Task statement: Which lines of the material hold the word "browse"? Copy each one.

Provided records:
>>>>>

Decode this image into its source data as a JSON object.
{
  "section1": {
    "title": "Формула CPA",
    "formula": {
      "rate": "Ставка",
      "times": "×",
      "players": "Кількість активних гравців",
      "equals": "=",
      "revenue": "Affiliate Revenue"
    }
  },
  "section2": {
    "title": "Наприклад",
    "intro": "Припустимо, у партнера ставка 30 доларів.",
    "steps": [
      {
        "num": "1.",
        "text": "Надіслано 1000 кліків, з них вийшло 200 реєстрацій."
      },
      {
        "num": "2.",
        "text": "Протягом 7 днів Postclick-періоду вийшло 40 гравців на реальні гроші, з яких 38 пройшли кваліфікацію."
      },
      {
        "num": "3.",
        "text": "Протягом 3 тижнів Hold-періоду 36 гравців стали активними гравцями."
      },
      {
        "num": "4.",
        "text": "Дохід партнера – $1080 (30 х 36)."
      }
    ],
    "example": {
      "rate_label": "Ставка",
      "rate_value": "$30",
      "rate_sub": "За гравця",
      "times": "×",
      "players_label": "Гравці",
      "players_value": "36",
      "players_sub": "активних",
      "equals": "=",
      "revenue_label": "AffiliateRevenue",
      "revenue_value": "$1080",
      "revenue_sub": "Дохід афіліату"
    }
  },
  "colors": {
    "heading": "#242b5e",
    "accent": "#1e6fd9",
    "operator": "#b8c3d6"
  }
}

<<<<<
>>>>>

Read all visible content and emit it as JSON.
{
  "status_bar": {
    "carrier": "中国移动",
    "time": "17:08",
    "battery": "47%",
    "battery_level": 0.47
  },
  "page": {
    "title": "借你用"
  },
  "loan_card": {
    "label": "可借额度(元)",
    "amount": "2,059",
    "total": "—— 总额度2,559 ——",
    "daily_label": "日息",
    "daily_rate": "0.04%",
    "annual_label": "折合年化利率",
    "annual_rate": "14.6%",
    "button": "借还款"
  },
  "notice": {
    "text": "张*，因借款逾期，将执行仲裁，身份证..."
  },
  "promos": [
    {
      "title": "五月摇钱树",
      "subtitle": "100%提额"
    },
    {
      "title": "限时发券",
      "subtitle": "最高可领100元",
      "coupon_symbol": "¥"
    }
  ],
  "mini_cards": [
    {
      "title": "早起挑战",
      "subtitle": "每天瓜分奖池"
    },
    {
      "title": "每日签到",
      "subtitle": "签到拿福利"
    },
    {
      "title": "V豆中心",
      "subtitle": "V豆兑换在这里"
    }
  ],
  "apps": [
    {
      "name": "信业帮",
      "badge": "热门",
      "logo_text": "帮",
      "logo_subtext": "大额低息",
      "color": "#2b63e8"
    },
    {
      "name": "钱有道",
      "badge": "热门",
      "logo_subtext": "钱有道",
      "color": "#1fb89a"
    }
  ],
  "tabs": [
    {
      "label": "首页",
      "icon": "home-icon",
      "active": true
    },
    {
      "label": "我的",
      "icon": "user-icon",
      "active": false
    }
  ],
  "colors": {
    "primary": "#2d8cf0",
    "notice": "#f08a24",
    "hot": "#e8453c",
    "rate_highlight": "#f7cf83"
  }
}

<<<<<
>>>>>

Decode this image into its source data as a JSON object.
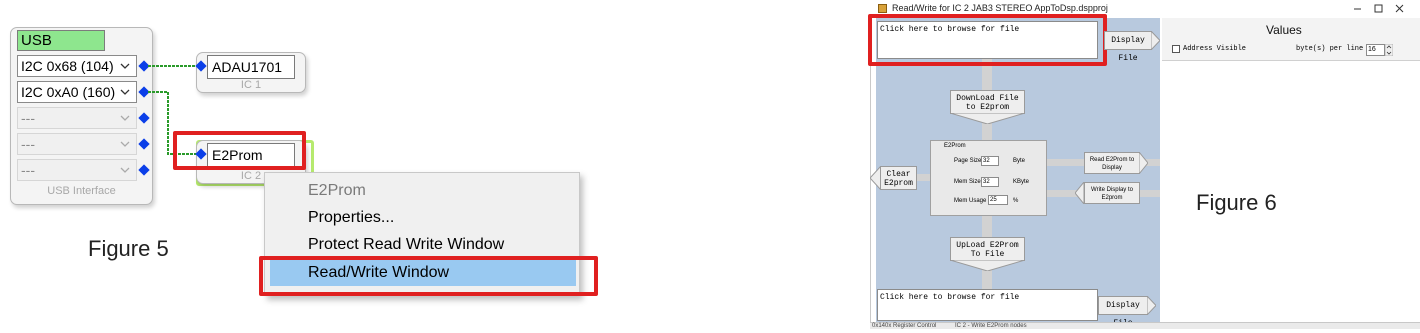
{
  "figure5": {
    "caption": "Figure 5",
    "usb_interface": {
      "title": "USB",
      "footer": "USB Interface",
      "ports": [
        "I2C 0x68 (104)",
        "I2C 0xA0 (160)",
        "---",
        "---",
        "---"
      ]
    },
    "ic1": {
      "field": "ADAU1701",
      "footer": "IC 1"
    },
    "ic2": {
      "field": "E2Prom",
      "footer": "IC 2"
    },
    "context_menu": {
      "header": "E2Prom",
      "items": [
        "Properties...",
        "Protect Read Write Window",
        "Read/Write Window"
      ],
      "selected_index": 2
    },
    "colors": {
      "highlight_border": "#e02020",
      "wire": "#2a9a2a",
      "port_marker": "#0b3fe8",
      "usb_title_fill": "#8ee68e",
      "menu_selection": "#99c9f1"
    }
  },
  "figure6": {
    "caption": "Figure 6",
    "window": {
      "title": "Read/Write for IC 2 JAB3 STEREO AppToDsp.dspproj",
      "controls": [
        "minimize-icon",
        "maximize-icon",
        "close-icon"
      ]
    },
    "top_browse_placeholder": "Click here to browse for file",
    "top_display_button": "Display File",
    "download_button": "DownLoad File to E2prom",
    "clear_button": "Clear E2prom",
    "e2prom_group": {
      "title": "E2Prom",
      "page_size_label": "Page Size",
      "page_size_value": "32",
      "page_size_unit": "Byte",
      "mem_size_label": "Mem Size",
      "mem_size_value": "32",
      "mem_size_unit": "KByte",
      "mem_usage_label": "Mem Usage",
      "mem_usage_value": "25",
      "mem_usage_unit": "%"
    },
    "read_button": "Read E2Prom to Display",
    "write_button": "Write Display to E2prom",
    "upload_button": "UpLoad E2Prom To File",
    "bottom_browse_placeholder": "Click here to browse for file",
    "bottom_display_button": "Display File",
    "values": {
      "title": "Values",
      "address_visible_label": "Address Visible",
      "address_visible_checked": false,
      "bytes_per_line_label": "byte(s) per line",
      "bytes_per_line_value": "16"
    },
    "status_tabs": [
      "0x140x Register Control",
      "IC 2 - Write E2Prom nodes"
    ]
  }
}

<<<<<

Solved problem:
    "top_browse_placeholder": "Click here to browse for file",
    "bottom_browse_placeholder": "Click here to browse for file",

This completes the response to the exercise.